According to PWC, a Receivership is a remedy available to secured creditors to recover amounts outstanding under a secured loan in the event the company defaults on its loan payments. A Receiver may also be appointed in a shareholder dispute to complete a project, liquidate assets or sell a business.
In Kenya, the Central Bank of Kenya (CBK) has previously put over 3 banks under the Kenya Deposit Insurance Corporation (KDIC) receivership which include the recently troubled Imperial Bank, Dubai Bank and now recently Chase Bank.
Typically, the process begins with the appointment of a Receiver either by the secured creditor under a security agreement (“Privately Appointed Receivership”) or by the Court on behalf of a secured creditor (“Court Appointed Receivership”). Only a licensed Trustee in Bankruptcy can act as a Receiver.
Privately Appointed Receivers will generally only act on behalf of the secured creditor that appointed them and will realize on the assets specifically covered by the loan agreement.
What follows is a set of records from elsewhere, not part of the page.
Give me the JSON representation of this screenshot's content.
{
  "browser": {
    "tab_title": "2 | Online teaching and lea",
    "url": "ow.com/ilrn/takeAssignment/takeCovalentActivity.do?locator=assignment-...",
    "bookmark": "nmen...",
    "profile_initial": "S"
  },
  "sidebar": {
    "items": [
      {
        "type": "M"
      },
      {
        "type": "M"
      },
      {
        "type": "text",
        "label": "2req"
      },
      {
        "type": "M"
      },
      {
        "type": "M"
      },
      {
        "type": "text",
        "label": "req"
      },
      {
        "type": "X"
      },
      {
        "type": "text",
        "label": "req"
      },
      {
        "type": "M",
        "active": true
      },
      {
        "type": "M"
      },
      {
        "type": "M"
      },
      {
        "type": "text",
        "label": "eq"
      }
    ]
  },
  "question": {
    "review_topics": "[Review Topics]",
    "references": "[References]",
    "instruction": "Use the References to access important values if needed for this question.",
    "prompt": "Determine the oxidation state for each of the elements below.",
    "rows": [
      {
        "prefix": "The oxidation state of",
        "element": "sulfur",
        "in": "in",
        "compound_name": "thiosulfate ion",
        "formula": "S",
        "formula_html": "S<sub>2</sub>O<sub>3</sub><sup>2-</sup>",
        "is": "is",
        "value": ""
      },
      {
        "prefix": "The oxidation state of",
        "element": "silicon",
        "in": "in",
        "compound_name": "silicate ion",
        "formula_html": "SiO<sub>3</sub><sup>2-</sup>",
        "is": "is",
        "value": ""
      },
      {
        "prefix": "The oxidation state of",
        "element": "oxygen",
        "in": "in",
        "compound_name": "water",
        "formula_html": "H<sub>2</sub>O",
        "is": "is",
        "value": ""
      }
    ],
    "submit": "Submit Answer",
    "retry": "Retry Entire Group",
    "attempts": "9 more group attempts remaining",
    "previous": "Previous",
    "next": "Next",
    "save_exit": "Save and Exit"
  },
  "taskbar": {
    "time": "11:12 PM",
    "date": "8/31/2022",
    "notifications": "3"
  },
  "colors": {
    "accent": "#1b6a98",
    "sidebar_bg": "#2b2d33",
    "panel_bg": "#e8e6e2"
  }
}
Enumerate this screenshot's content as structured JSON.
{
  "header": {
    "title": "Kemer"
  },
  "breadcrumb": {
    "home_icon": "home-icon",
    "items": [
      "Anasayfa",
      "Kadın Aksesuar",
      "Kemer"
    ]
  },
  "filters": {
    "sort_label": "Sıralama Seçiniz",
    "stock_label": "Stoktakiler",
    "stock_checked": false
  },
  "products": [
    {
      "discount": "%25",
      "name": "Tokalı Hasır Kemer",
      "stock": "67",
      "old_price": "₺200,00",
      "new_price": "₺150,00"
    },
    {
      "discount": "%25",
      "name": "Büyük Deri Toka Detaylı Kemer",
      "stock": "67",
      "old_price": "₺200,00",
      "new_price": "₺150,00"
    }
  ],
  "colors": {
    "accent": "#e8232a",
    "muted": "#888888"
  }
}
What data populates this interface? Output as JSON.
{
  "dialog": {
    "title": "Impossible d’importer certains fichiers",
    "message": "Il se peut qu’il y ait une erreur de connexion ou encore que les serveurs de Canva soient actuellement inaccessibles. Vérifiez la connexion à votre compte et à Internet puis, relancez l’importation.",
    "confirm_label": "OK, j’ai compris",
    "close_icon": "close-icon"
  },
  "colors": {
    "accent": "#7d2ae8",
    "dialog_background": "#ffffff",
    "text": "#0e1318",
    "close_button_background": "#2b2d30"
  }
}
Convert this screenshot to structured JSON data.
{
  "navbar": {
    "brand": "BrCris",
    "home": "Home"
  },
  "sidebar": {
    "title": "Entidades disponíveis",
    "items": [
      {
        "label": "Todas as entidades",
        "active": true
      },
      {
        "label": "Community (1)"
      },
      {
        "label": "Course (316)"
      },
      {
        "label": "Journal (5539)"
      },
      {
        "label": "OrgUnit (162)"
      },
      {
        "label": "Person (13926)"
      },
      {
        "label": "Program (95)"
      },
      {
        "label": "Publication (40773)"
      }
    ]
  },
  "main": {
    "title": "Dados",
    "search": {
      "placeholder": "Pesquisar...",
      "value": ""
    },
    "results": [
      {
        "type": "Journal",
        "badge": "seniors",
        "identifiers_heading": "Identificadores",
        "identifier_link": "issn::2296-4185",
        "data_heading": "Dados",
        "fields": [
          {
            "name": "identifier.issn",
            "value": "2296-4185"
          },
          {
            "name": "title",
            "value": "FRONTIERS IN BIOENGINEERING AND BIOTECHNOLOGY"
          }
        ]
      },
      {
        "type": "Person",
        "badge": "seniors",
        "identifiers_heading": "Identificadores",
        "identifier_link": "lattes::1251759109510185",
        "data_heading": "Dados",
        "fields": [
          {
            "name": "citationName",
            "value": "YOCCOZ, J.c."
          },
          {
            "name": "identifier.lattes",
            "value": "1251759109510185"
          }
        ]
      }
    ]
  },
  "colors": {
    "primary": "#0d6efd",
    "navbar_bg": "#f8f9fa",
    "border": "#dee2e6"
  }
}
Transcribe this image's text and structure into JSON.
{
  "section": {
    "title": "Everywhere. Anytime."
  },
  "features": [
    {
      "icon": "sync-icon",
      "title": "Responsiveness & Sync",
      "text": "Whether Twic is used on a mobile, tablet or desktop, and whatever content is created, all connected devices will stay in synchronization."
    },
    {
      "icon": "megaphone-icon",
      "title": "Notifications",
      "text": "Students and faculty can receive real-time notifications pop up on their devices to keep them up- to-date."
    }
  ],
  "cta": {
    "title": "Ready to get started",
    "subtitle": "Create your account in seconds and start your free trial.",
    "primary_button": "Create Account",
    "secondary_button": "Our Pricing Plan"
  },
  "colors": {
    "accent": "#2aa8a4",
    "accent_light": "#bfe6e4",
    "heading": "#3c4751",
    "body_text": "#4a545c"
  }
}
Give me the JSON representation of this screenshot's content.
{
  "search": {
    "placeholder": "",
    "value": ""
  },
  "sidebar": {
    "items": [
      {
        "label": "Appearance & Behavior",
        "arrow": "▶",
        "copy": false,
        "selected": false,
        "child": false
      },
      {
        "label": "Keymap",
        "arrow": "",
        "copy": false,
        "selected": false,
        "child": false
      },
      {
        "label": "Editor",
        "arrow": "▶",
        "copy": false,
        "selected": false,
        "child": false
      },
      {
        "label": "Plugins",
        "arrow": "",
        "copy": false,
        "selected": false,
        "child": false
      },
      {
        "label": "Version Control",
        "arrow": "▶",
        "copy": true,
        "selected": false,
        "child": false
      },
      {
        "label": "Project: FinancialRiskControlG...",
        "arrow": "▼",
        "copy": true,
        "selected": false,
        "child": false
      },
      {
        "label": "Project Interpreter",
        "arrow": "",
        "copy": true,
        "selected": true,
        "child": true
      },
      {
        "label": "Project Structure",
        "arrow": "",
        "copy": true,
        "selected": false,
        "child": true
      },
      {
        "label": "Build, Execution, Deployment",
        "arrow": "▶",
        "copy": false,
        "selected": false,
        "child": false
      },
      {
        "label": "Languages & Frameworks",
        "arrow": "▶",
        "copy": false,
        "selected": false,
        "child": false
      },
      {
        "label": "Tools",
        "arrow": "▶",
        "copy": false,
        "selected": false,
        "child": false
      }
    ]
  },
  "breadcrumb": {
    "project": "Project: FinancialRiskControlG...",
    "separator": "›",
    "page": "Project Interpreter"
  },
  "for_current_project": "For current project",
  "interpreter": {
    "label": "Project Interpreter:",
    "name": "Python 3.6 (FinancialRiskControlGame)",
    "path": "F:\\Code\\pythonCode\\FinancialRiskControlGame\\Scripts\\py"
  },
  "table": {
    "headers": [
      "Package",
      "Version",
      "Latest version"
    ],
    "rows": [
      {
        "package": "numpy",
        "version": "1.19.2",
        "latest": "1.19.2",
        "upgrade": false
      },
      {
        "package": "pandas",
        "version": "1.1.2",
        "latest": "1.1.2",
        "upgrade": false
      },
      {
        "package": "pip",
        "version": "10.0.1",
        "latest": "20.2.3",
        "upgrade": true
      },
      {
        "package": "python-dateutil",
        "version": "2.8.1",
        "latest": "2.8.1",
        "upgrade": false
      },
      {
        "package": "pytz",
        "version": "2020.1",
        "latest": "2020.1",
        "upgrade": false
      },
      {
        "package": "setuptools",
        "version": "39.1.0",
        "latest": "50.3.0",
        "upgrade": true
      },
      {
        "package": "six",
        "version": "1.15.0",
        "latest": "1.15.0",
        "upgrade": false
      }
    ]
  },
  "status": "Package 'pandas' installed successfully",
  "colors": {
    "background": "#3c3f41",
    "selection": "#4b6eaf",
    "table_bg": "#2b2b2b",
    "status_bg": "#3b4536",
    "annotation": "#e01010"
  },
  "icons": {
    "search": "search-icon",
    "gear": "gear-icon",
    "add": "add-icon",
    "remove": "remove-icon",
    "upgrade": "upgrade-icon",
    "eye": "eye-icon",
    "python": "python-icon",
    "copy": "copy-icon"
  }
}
Court Appointed Receivers however, are officers of the Court and act on behalf of all creditors. The powers and rights of Court Appointed Receivers are included in the Court order that appointed them.
The Receiver is appointed to take possession of and sell or liquidate the assets secured by the security agreement in order to repay the outstanding debt.
In a Receivership, a secured creditor or the Court may also appoint a Receiver-Manager to operate and manage the business until it is sold as a going concern.
The Receiver’s duties also include notifying creditors of the receivership and regular reporting to the Official Receiver (a representative of the Office of the Superintendent of Bankruptcy) and/or the Court on the status of the receivership.
Receivership and bankruptcy are not mutually exclusive, they can occur at the same time or a receivership can occur without a company being bankrupt. The same firm may act as Trustee in Bankruptcy and Receiver, but often different firms are appointed to these roles.
The Receiver is tasked with selling the assets secured under the security agreement and after deducting the receivership’s fees and expenses, distributing the proceeds from the sale to creditors on a priority basis. In situations where the proceeds from the sale of assets are not sufficient to fully repay the liabilities of the secured creditor, no realizations will be available for distribution to the unsecured creditors.